Mule wrote: “The noise level generated by Cannon’s run is to have supposed to have brought people scurrying from their homes for miles around to see what happened, part of why Tiger Field was dubbed ‘Deaf Valley.’
The name ‘Death Valley’ – which was used first at Clemson – was picked when the original term was not properly enunciated, and misunderstood.”
In other words, LSU never intended Tiger Field to be called “Death Valley.” The locals could not say “Deaf Valley” correctly. Also, it proves Tiger Field’s nickname did not come until many years after Clemson began using the moniker “Death Valley.”
Former LSU and South Carolina head coach Paul Dietzel confirmed Mule’s writings.
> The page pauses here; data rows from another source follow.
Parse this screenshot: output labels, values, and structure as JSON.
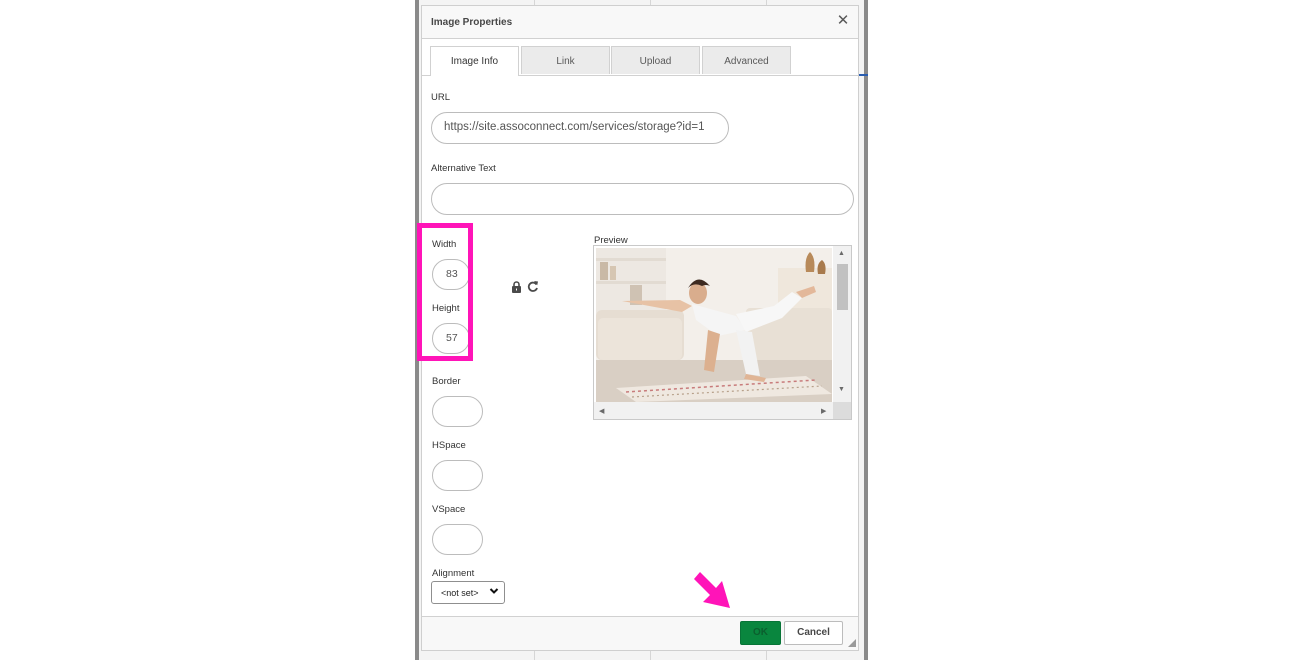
{
  "dialog": {
    "title": "Image Properties",
    "close_symbol": "✕",
    "tabs": [
      {
        "label": "Image Info",
        "active": true
      },
      {
        "label": "Link",
        "active": false
      },
      {
        "label": "Upload",
        "active": false
      },
      {
        "label": "Advanced",
        "active": false
      }
    ],
    "url": {
      "label": "URL",
      "value": "https://site.assoconnect.com/services/storage?id=1"
    },
    "alt_text": {
      "label": "Alternative Text",
      "value": ""
    },
    "width": {
      "label": "Width",
      "value": "83"
    },
    "height": {
      "label": "Height",
      "value": "57"
    },
    "border": {
      "label": "Border",
      "value": ""
    },
    "hspace": {
      "label": "HSpace",
      "value": ""
    },
    "vspace": {
      "label": "VSpace",
      "value": ""
    },
    "alignment": {
      "label": "Alignment",
      "value": "<not set>"
    },
    "preview": {
      "label": "Preview",
      "image": "woman-yoga-pose-photo"
    },
    "buttons": {
      "ok": "OK",
      "cancel": "Cancel"
    }
  },
  "annotations": {
    "highlight_color": "#ff14b8",
    "arrow_color": "#ff14b8"
  },
  "colors": {
    "ok_button": "#09863e"
  }
}
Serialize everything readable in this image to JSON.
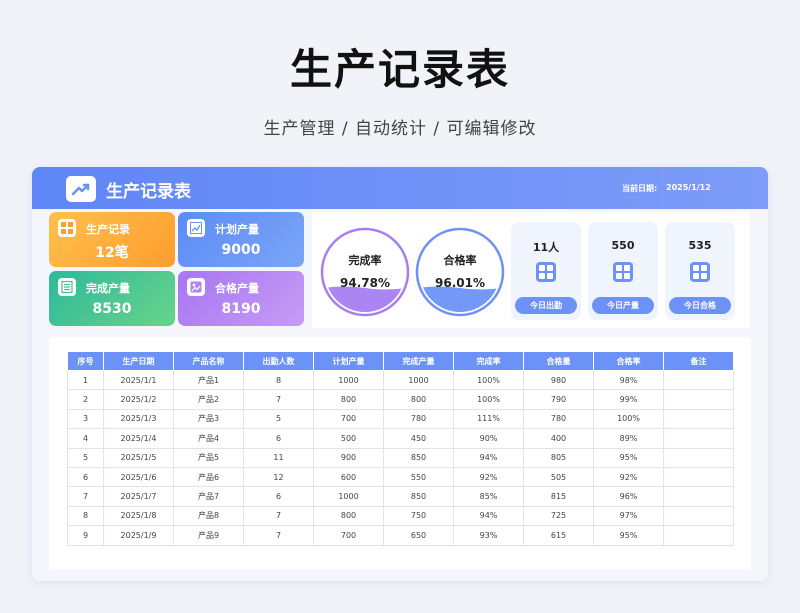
{
  "hero": {
    "title": "生产记录表",
    "subtitle": "生产管理 / 自动统计 / 可编辑修改"
  },
  "header": {
    "title": "生产记录表",
    "date_label": "当前日期:",
    "date_value": "2025/1/12"
  },
  "stats": [
    {
      "label": "生产记录",
      "value": "12笔",
      "icon": "grid-icon"
    },
    {
      "label": "计划产量",
      "value": "9000",
      "icon": "trend-chart-icon"
    },
    {
      "label": "完成产量",
      "value": "8530",
      "icon": "document-list-icon"
    },
    {
      "label": "合格产量",
      "value": "8190",
      "icon": "image-badge-icon"
    }
  ],
  "gauges": [
    {
      "label": "完成率",
      "value": "94.78%",
      "fraction": 0.9478
    },
    {
      "label": "合格率",
      "value": "96.01%",
      "fraction": 0.9601
    }
  ],
  "mini_cards": [
    {
      "value": "11人",
      "button": "今日出勤",
      "icon": "grid-icon"
    },
    {
      "value": "550",
      "button": "今日产量",
      "icon": "grid-icon"
    },
    {
      "value": "535",
      "button": "今日合格",
      "icon": "grid-icon"
    }
  ],
  "table": {
    "headers": [
      "序号",
      "生产日期",
      "产品名称",
      "出勤人数",
      "计划产量",
      "完成产量",
      "完成率",
      "合格量",
      "合格率",
      "备注"
    ],
    "rows": [
      [
        "1",
        "2025/1/1",
        "产品1",
        "8",
        "1000",
        "1000",
        "100%",
        "980",
        "98%",
        ""
      ],
      [
        "2",
        "2025/1/2",
        "产品2",
        "7",
        "800",
        "800",
        "100%",
        "790",
        "99%",
        ""
      ],
      [
        "3",
        "2025/1/3",
        "产品3",
        "5",
        "700",
        "780",
        "111%",
        "780",
        "100%",
        ""
      ],
      [
        "4",
        "2025/1/4",
        "产品4",
        "6",
        "500",
        "450",
        "90%",
        "400",
        "89%",
        ""
      ],
      [
        "5",
        "2025/1/5",
        "产品5",
        "11",
        "900",
        "850",
        "94%",
        "805",
        "95%",
        ""
      ],
      [
        "6",
        "2025/1/6",
        "产品6",
        "12",
        "600",
        "550",
        "92%",
        "505",
        "92%",
        ""
      ],
      [
        "7",
        "2025/1/7",
        "产品7",
        "6",
        "1000",
        "850",
        "85%",
        "815",
        "96%",
        ""
      ],
      [
        "8",
        "2025/1/8",
        "产品8",
        "7",
        "800",
        "750",
        "94%",
        "725",
        "97%",
        ""
      ],
      [
        "9",
        "2025/1/9",
        "产品9",
        "7",
        "700",
        "650",
        "93%",
        "615",
        "95%",
        ""
      ]
    ]
  },
  "colors": {
    "header_gradient_start": "#5f86f6",
    "header_gradient_end": "#7e9cf8",
    "accent": "#6d92f7",
    "card_orange": "#fdae3b",
    "card_blue": "#6a95f5",
    "card_green": "#3fc28e",
    "card_purple": "#b184f3",
    "gauge_purple": "#a77ef2",
    "gauge_blue": "#6d92f7"
  }
}
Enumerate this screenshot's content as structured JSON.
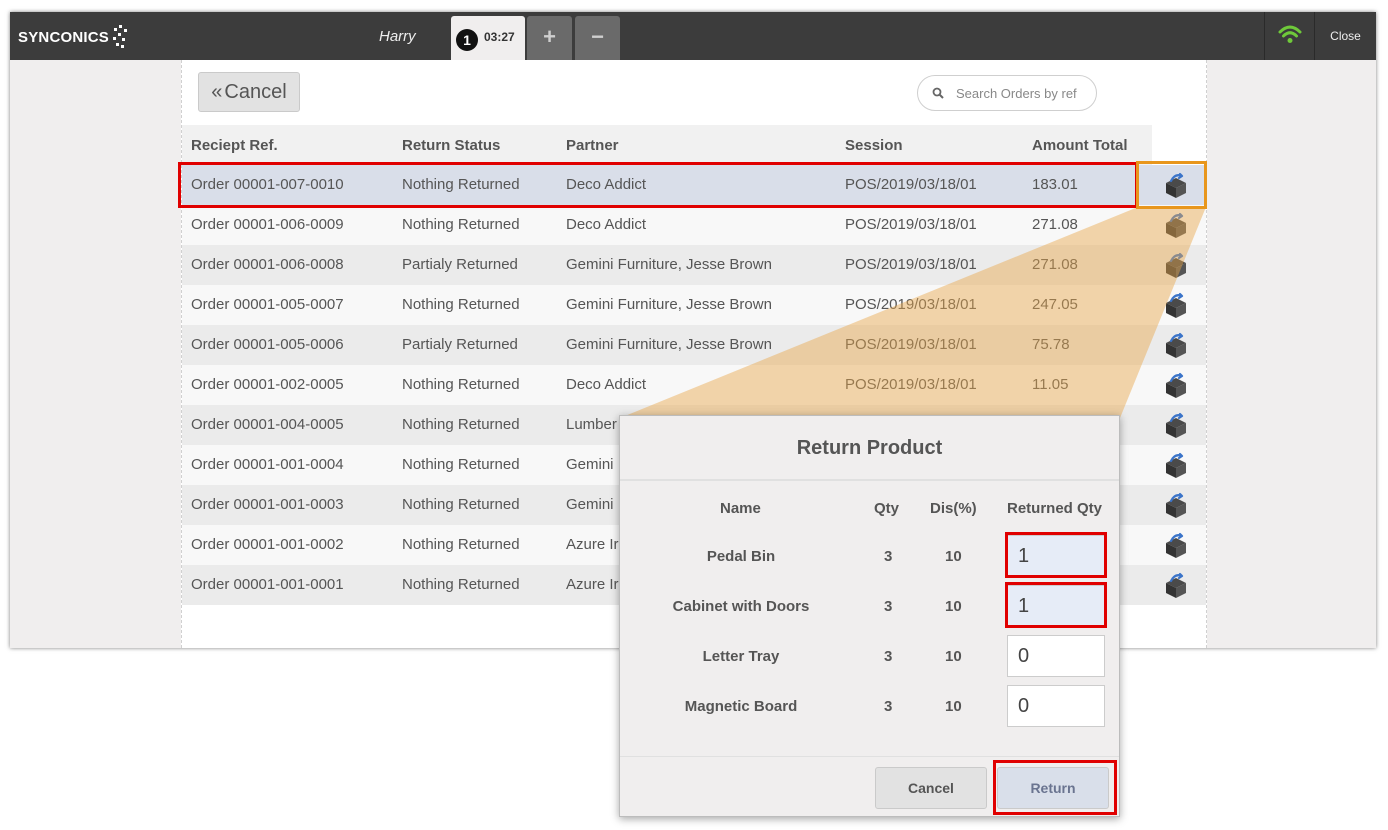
{
  "topbar": {
    "logo_text": "SYNCONICS",
    "cashier": "Harry",
    "order_number": "1",
    "order_time": "03:27",
    "add_label": "+",
    "remove_label": "−",
    "close_label": "Close"
  },
  "screen": {
    "cancel_label": "Cancel",
    "search_placeholder": "Search Orders by ref"
  },
  "table": {
    "headers": [
      "Reciept Ref.",
      "Return Status",
      "Partner",
      "Session",
      "Amount Total"
    ],
    "rows": [
      {
        "ref": "Order 00001-007-0010",
        "status": "Nothing Returned",
        "partner": "Deco Addict",
        "session": "POS/2019/03/18/01",
        "amount": "183.01"
      },
      {
        "ref": "Order 00001-006-0009",
        "status": "Nothing Returned",
        "partner": "Deco Addict",
        "session": "POS/2019/03/18/01",
        "amount": "271.08"
      },
      {
        "ref": "Order 00001-006-0008",
        "status": "Partialy Returned",
        "partner": "Gemini Furniture, Jesse Brown",
        "session": "POS/2019/03/18/01",
        "amount": "271.08"
      },
      {
        "ref": "Order 00001-005-0007",
        "status": "Nothing Returned",
        "partner": "Gemini Furniture, Jesse Brown",
        "session": "POS/2019/03/18/01",
        "amount": "247.05"
      },
      {
        "ref": "Order 00001-005-0006",
        "status": "Partialy Returned",
        "partner": "Gemini Furniture, Jesse Brown",
        "session": "POS/2019/03/18/01",
        "amount": "75.78"
      },
      {
        "ref": "Order 00001-002-0005",
        "status": "Nothing Returned",
        "partner": "Deco Addict",
        "session": "POS/2019/03/18/01",
        "amount": "11.05"
      },
      {
        "ref": "Order 00001-004-0005",
        "status": "Nothing Returned",
        "partner": "Lumber",
        "session": "",
        "amount": ""
      },
      {
        "ref": "Order 00001-001-0004",
        "status": "Nothing Returned",
        "partner": "Gemini",
        "session": "",
        "amount": ""
      },
      {
        "ref": "Order 00001-001-0003",
        "status": "Nothing Returned",
        "partner": "Gemini",
        "session": "",
        "amount": ""
      },
      {
        "ref": "Order 00001-001-0002",
        "status": "Nothing Returned",
        "partner": "Azure Ir",
        "session": "",
        "amount": ""
      },
      {
        "ref": "Order 00001-001-0001",
        "status": "Nothing Returned",
        "partner": "Azure Ir",
        "session": "",
        "amount": ""
      }
    ]
  },
  "modal": {
    "title": "Return Product",
    "headers": [
      "Name",
      "Qty",
      "Dis(%)",
      "Returned Qty"
    ],
    "lines": [
      {
        "name": "Pedal Bin",
        "qty": "3",
        "discount": "10",
        "returned": "1"
      },
      {
        "name": "Cabinet with Doors",
        "qty": "3",
        "discount": "10",
        "returned": "1"
      },
      {
        "name": "Letter Tray",
        "qty": "3",
        "discount": "10",
        "returned": "0"
      },
      {
        "name": "Magnetic Board",
        "qty": "3",
        "discount": "10",
        "returned": "0"
      }
    ],
    "cancel_label": "Cancel",
    "return_label": "Return"
  },
  "colors": {
    "topbar": "#3c3c3c",
    "highlight_red": "#e00000",
    "highlight_orange": "#e8961c",
    "selected_row": "#d9dee9",
    "wifi": "#6fc93a"
  }
}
Dietzel coached the Tigers from 1955-’61 and he said the nickname “Death Valley” was not used for Tiger Field while he was the head coach in Baton Rouge.
So if you are a Gamecock fan that is reading this, pass this along to your head coach so he can at least know all the facts before he takes a shot at Clemson’s Death Valley.
Also, remind him of the last time he went to the REAL Death Valley, Deshaun Watson threw a record six touchdown passes in a 56-7 Clemson beatdown. That alone should have kept him quiet on the matter, but I guess Muschamp does not like using facts when he tells a story.